The town of Totma in Russia’s north might be small and relatively unknown, but it has played a key role in the country's history. One of the oldest in Russia, it is known as a town of museums and seafarers.
With a population of only 10,000, it is home to a range of stunning architecture. The town is known for its churches dating back to the 18th century, but it is even more famous for its museums and seafarers.
In the second half of the 18th century, 20 expeditions left from Totma – a fifth of all the voyages to leave Russia at the time.
One of the most important led to the discovery of the Commander Islands and the Aleutian Islands off the coast of Alaska.
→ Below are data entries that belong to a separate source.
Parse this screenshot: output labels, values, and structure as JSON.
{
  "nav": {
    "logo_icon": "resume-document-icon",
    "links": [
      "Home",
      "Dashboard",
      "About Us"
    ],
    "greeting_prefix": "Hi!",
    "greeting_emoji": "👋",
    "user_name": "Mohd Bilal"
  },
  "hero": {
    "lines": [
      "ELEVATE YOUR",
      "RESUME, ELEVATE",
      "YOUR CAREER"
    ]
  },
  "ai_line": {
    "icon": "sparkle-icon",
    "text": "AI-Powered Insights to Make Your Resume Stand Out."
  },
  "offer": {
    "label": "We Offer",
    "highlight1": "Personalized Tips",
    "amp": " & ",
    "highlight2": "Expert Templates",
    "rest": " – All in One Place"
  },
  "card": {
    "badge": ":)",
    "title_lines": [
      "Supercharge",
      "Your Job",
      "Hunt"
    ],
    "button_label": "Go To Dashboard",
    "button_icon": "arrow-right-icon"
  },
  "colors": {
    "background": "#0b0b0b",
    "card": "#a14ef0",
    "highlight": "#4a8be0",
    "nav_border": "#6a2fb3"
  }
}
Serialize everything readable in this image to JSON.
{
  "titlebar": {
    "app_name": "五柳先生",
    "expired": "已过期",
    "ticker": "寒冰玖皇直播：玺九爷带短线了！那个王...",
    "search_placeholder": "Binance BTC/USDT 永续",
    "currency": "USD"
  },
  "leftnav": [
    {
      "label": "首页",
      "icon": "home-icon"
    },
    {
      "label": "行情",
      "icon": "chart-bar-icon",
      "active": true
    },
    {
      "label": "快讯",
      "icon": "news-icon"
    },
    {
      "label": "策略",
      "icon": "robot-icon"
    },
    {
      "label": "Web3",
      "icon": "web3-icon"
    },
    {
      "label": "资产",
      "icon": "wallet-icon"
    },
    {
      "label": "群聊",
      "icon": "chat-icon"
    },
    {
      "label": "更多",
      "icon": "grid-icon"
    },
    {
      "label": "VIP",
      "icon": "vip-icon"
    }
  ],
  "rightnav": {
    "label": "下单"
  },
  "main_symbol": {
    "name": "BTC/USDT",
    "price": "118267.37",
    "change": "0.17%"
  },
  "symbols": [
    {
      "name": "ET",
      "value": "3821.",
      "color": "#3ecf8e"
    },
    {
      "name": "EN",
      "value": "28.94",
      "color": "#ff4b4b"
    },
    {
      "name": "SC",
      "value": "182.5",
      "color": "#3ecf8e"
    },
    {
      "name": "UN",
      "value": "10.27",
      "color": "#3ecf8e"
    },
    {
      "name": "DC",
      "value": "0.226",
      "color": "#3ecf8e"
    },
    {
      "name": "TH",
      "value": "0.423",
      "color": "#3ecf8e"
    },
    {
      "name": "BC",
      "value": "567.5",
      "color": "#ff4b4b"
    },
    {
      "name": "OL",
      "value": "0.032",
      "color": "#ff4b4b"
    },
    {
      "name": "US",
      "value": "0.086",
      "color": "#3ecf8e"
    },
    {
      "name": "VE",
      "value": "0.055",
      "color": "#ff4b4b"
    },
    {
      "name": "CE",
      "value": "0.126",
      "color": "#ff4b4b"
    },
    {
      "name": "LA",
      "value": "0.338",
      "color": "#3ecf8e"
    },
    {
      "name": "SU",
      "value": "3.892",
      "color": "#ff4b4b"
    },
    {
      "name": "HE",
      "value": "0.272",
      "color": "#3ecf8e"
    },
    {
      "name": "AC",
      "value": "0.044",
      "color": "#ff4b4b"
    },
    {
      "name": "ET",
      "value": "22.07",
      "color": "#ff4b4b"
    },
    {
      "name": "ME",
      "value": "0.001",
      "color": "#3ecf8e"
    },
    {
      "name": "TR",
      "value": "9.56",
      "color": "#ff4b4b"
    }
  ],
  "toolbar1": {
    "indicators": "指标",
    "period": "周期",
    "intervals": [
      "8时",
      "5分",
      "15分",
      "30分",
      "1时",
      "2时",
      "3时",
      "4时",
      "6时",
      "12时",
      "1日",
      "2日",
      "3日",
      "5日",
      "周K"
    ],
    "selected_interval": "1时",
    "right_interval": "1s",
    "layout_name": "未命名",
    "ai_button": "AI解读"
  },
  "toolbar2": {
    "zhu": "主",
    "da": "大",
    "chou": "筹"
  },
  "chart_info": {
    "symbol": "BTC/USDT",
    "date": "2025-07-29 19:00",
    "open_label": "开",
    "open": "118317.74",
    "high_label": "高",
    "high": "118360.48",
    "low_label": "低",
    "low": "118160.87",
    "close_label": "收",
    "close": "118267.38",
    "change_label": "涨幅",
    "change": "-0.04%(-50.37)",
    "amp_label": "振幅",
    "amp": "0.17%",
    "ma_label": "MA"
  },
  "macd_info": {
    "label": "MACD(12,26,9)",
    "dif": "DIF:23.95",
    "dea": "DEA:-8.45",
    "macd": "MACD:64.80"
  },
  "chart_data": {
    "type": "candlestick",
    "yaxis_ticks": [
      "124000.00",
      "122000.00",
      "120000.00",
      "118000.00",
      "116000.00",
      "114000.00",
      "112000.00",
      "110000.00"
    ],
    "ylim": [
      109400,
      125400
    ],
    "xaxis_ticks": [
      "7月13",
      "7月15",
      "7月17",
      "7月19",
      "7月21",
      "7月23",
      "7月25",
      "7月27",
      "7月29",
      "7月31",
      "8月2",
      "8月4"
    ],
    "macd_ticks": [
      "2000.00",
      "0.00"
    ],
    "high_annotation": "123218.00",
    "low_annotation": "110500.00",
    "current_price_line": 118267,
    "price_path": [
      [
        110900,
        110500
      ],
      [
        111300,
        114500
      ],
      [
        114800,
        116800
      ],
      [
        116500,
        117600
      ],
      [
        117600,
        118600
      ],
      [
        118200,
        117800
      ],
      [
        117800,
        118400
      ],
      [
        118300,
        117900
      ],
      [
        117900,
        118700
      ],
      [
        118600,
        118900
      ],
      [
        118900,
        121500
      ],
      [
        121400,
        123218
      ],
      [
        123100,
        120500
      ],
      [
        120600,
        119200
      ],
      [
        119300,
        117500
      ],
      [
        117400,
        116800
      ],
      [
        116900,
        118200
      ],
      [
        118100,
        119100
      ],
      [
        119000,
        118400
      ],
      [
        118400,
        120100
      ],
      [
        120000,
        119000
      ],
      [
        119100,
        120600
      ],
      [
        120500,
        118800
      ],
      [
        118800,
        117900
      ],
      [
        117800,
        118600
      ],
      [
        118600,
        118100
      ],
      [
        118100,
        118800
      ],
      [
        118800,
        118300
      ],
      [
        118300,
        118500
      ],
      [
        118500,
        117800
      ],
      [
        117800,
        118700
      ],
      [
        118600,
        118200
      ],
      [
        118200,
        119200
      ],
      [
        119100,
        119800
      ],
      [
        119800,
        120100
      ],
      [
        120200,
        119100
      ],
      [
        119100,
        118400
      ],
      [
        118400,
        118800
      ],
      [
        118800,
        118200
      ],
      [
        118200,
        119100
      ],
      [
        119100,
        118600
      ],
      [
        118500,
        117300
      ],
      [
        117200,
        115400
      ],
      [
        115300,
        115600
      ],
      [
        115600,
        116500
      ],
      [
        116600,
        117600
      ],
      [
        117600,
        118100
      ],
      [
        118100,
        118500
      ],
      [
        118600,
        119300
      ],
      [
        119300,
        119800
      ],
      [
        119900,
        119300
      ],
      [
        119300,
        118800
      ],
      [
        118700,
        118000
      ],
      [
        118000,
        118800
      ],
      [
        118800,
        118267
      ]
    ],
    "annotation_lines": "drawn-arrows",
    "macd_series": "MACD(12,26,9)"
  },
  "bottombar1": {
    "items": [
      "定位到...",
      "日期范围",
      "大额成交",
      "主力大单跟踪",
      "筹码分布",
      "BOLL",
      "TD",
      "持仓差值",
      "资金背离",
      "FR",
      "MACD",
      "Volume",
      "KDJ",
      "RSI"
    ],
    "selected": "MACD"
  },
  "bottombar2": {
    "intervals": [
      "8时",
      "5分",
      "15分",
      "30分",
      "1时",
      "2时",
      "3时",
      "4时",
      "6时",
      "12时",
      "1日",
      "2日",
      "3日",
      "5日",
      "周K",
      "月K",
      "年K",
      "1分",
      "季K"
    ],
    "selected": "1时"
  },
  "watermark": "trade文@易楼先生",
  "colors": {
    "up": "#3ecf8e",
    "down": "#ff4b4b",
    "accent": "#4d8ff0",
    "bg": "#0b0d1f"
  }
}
The crew rode on horseback across Russia to Irkutsk in Siberia before sailing down the river to reach the Pacific Ocean. But they weren’t only looking for land. Another goal of the expeditions was to find ways of developing the fur trade and getting income from it.
After returning home from sea the merchants donated their money to building churches in the town. All of them share distinct features with unique ornaments on the wall which are said to look as if they float across a blue sky in the direction of the sun.
One such merchant was Ivan Kuskov. He was born in Totma in 1765, and after making his fortune, returned to spend his last days there, where a memorial museum to his life now stands. At the age of 22, Kuskov left Totma for Irkutsk, soon becoming involved in the Russian-American company, where he was Deputy Head for more than 20 years.
But it is his voyage to America and work in the fur trade for which he is most remembered. His main achievement is considered to be the foundation of a fortress in California. Kuskov spent 30 years of his life, building Fort Ross in Bodega Bay. To honour this, Ivan Kuskov was awarded a medal, recognising him as a national hero.
It might be nearly 200 years since his death but in Totma his legacy lives on. Every year on the 2nd Sunday of August, the church bells ring in Totma and at Fort Ross to ensure his work for Russian-America is never forgotten.